• [EXERCISE PROMPT]:
Only a number is wanted here: how many lines in the entries below contain the word "structured".

• [DATASET CONTENT]:

┄┄┄┄┄┄

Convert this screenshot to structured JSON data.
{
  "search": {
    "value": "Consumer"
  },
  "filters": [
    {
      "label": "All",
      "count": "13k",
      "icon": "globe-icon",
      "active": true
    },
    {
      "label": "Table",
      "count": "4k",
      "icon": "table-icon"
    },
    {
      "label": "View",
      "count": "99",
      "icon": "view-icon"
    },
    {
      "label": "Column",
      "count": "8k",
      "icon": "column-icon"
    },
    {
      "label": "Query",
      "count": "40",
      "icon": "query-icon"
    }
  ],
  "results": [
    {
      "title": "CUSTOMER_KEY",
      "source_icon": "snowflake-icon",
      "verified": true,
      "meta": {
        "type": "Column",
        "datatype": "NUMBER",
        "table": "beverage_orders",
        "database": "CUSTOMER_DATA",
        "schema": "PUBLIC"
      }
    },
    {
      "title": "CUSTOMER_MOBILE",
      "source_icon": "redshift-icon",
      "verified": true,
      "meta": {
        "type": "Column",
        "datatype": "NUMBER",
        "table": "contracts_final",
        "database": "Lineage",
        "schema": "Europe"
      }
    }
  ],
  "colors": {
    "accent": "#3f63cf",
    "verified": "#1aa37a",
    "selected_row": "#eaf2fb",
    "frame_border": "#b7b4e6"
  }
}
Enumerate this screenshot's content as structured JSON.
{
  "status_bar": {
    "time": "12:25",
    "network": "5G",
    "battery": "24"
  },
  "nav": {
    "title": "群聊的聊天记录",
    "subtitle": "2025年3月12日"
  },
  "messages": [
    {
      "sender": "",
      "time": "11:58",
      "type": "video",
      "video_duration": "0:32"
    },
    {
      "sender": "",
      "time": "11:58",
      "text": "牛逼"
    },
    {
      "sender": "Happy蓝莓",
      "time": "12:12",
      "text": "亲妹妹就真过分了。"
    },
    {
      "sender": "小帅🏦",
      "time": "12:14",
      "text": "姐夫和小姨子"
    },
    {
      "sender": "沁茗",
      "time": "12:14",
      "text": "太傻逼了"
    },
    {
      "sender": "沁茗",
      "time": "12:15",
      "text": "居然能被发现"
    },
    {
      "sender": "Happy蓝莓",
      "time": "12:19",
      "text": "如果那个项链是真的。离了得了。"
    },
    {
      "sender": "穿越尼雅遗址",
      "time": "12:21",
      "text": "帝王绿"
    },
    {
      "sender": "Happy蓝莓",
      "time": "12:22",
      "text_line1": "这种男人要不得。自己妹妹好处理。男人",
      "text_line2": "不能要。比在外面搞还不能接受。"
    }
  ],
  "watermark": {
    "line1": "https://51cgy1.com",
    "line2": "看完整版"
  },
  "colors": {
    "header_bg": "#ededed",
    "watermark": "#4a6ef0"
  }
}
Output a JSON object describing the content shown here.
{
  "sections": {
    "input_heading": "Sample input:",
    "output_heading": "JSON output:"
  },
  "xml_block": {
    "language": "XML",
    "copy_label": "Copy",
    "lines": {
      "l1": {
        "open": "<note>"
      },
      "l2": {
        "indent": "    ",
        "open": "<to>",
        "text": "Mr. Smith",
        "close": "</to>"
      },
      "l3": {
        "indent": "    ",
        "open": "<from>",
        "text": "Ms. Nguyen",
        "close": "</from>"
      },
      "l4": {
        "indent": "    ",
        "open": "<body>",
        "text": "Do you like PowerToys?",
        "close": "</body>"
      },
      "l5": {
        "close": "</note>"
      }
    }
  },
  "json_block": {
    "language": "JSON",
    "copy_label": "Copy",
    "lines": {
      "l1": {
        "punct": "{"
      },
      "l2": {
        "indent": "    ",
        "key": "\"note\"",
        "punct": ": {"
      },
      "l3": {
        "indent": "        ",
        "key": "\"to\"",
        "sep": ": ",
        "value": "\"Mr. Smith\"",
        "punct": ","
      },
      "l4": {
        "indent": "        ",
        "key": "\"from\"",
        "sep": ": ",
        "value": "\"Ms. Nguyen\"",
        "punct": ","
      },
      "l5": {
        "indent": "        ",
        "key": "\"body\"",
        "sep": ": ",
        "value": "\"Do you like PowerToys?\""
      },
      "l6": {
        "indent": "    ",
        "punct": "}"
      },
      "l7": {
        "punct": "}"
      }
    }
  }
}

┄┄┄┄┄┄

• [ANSWER SECTION]:
2